The US Court of Appeals for the Sixth Circuit Wednesday blocked the enforcement of a Louisville ordinance that prevented the obstruction of healthcare facilities by individuals. The ordinance creates a buffer zone between any healthcare facility—often a clinic that provides abortion—and those protesting in its vicinity, stating that such individuals have to stand on the closest adjacent sidewalk and ten feet away from the entrance.

The court ruled Wednesday in favor of the plaintiffs, stating that the ten-foot buffer limits the free speech rights of individuals protesting at abortion clinics. The court also reasoned that the abortion clinics at which the plaintiffs repeatedly protest could seek injunctions against the individual plaintiffs to prevent obstruction of the facilities, and that the purpose of the plaintiffs’ actions at the clinics are not to be loud or violent but to “offer a compassionate ear.”

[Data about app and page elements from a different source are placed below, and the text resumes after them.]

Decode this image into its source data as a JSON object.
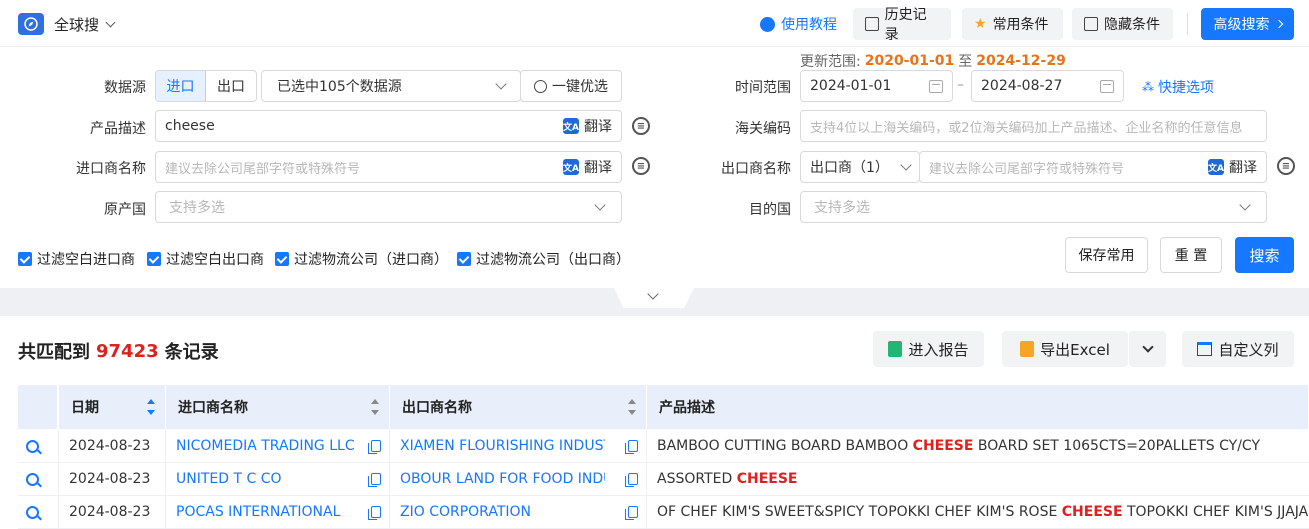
{
  "topbar": {
    "scope_label": "全球搜",
    "tutorial": "使用教程",
    "history": "历史记录",
    "common": "常用条件",
    "hide": "隐藏条件",
    "advanced": "高级搜索"
  },
  "update_range": {
    "label": "更新范围:",
    "start": "2020-01-01",
    "sep": "至",
    "end": "2024-12-29"
  },
  "filters": {
    "datasource_label": "数据源",
    "import_label": "进口",
    "export_label": "出口",
    "datasource_value": "已选中105个数据源",
    "one_click": "一键优选",
    "product_label": "产品描述",
    "product_value": "cheese",
    "translate": "翻译",
    "importer_label": "进口商名称",
    "importer_placeholder": "建议去除公司尾部字符或特殊符号",
    "origin_label": "原产国",
    "origin_placeholder": "支持多选",
    "time_label": "时间范围",
    "date_start": "2024-01-01",
    "date_dash": "–",
    "date_end": "2024-08-27",
    "quick_options": "快捷选项",
    "hscode_label": "海关编码",
    "hscode_placeholder": "支持4位以上海关编码，或2位海关编码加上产品描述、企业名称的任意信息",
    "exporter_label": "出口商名称",
    "exporter_type": "出口商（1）",
    "exporter_placeholder": "建议去除公司尾部字符或特殊符号",
    "dest_label": "目的国",
    "dest_placeholder": "支持多选"
  },
  "checks": [
    "过滤空白进口商",
    "过滤空白出口商",
    "过滤物流公司（进口商）",
    "过滤物流公司（出口商）"
  ],
  "actions": {
    "save": "保存常用",
    "reset": "重 置",
    "search": "搜索"
  },
  "results": {
    "prefix": "共匹配到",
    "count": "97423",
    "suffix": "条记录",
    "report": "进入报告",
    "export": "导出Excel",
    "custom_cols": "自定义列"
  },
  "table": {
    "headers": [
      "日期",
      "进口商名称",
      "出口商名称",
      "产品描述"
    ],
    "rows": [
      {
        "date": "2024-08-23",
        "importer": "NICOMEDIA TRADING LLC",
        "exporter": "XIAMEN FLOURISHING INDUST",
        "desc_pre": "BAMBOO CUTTING BOARD BAMBOO ",
        "desc_kw": "CHEESE",
        "desc_post": " BOARD SET 1065CTS=20PALLETS CY/CY"
      },
      {
        "date": "2024-08-23",
        "importer": "UNITED T C CO",
        "exporter": "OBOUR LAND FOR FOOD INDU",
        "desc_pre": "ASSORTED ",
        "desc_kw": "CHEESE",
        "desc_post": ""
      },
      {
        "date": "2024-08-23",
        "importer": "POCAS INTERNATIONAL",
        "exporter": "ZIO CORPORATION",
        "desc_pre": "OF CHEF KIM'S SWEET&SPICY TOPOKKI CHEF KIM'S ROSE ",
        "desc_kw": "CHEESE",
        "desc_post": " TOPOKKI CHEF KIM'S JJAJANG T"
      }
    ]
  },
  "colors": {
    "accent": "#1677ff",
    "highlight": "#e02020",
    "update_date": "#e8731a"
  }
}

The decision is the latest in a case brought by Sisters for Life, the Kentucky Right to Life Association and individual pro-life activists in June 2021. Plaintiffs argue that the ordinance, which prohibits individuals and groups from obstructing, detaining, impeding or blocking the entry or exit of a healthcare facility, limits their speech under the First Amendment, as it places a limit on their proximity to abortion clinics while protesting. However, Women’s Law Project Staff Attorney Maggie Neely says, “buffer zones reduce the risk of violent encounters and help ensure that staff can safely provide and patients can safely access necessary health care.”